The Office of the Middle East Partnership Initiative (MEPI) seeks proposals in support of its goal of building participatory societies where citizens have the regular opportunity to play an active role in making decisions that affect their lives and in holding their governments accountable.
call is consistent with President Obamas July 2009 speech in Ghana, in which he stated, In the 21st century, capable, reliable, and transparent institutions are the key to success -- strong parliaments; honest police forces; independent judges; an independent press; a vibrant private sector; a civil society.
Those are the things that give life to democracy, because that is what matters in people's everyday lives.
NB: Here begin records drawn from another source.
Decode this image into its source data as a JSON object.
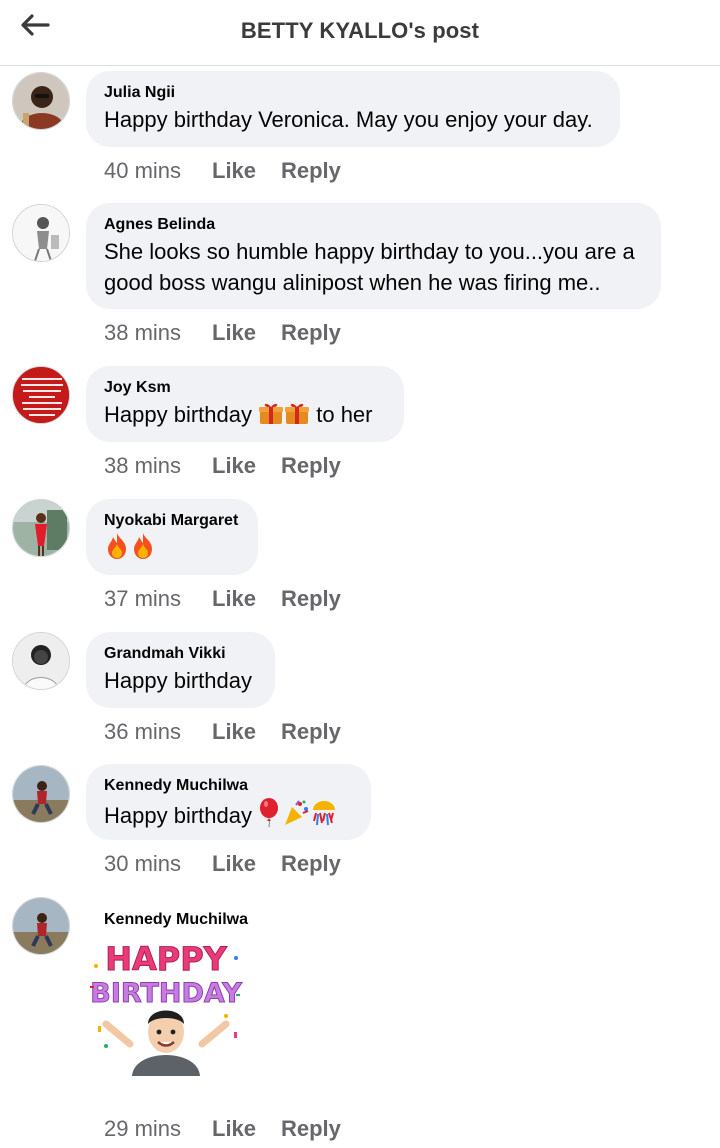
{
  "header": {
    "title": "BETTY KYALLO's post"
  },
  "actions": {
    "like": "Like",
    "reply": "Reply"
  },
  "comments": [
    {
      "author": "Julia Ngii",
      "text": "Happy birthday Veronica. May you enjoy your day.",
      "time": "40 mins"
    },
    {
      "author": "Agnes Belinda",
      "line1": "She looks so humble happy birthday to you...you are a",
      "line2": "good boss wangu alinipost when he was firing me..",
      "time": "38 mins"
    },
    {
      "author": "Joy Ksm",
      "text_a": "Happy birthday",
      "text_b": "to her",
      "time": "38 mins",
      "avatar_text": "The destiny you carry has attracted what you are going through. Don't give up now. There is greatness inside of you!"
    },
    {
      "author": "Nyokabi Margaret",
      "time": "37 mins"
    },
    {
      "author": "Grandmah Vikki",
      "text": "Happy birthday",
      "time": "36 mins"
    },
    {
      "author": "Kennedy Muchilwa",
      "text": "Happy birthday",
      "time": "30 mins"
    },
    {
      "author": "Kennedy Muchilwa",
      "time": "29 mins",
      "sticker_line1": "HAPPY",
      "sticker_line2": "BIRTHDAY"
    }
  ],
  "icons": {
    "back": "arrow-left",
    "gift": "gift",
    "fire": "fire",
    "balloon": "balloon",
    "party": "party-popper",
    "confetti": "confetti-ball"
  }
}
Secretary Clinton echoed this sentiment in February 2010, stating that the United States believes that people can best fulfill their potential when they have a say in the decisions that shape their lives; when they are free to share and access information; speak, criticize, and debate
Proposals should present programs that strengthen democratic practices, electoral systems, political parties, or transparency in government across the Middle East and North Africa (MENA).
MEPI considers the following objectives critical to achieving this goal: Free, open, and fair elections reflecting the will of the electorate; and, Political parties serving as a vehicle for meaningful public participation.Proposals should foster political processes and institutions that encourage effective participation, giving attention to: Governance, Transparency, and Accountability, or Political Process Strengthening, including Womens Political Development and Public Confidence in the Electoral Process.Project proposals should specify country or countries of activity, priority area, and partner organizations and provide particular detail on how activities will contribute to building the capacity of MENA-based partners and capitalize on youth participation in political processes and institutions.
All proposals should indicate explicitly how activities will achieve policy impact and how implementers plan to measure political change.
Proposals should prop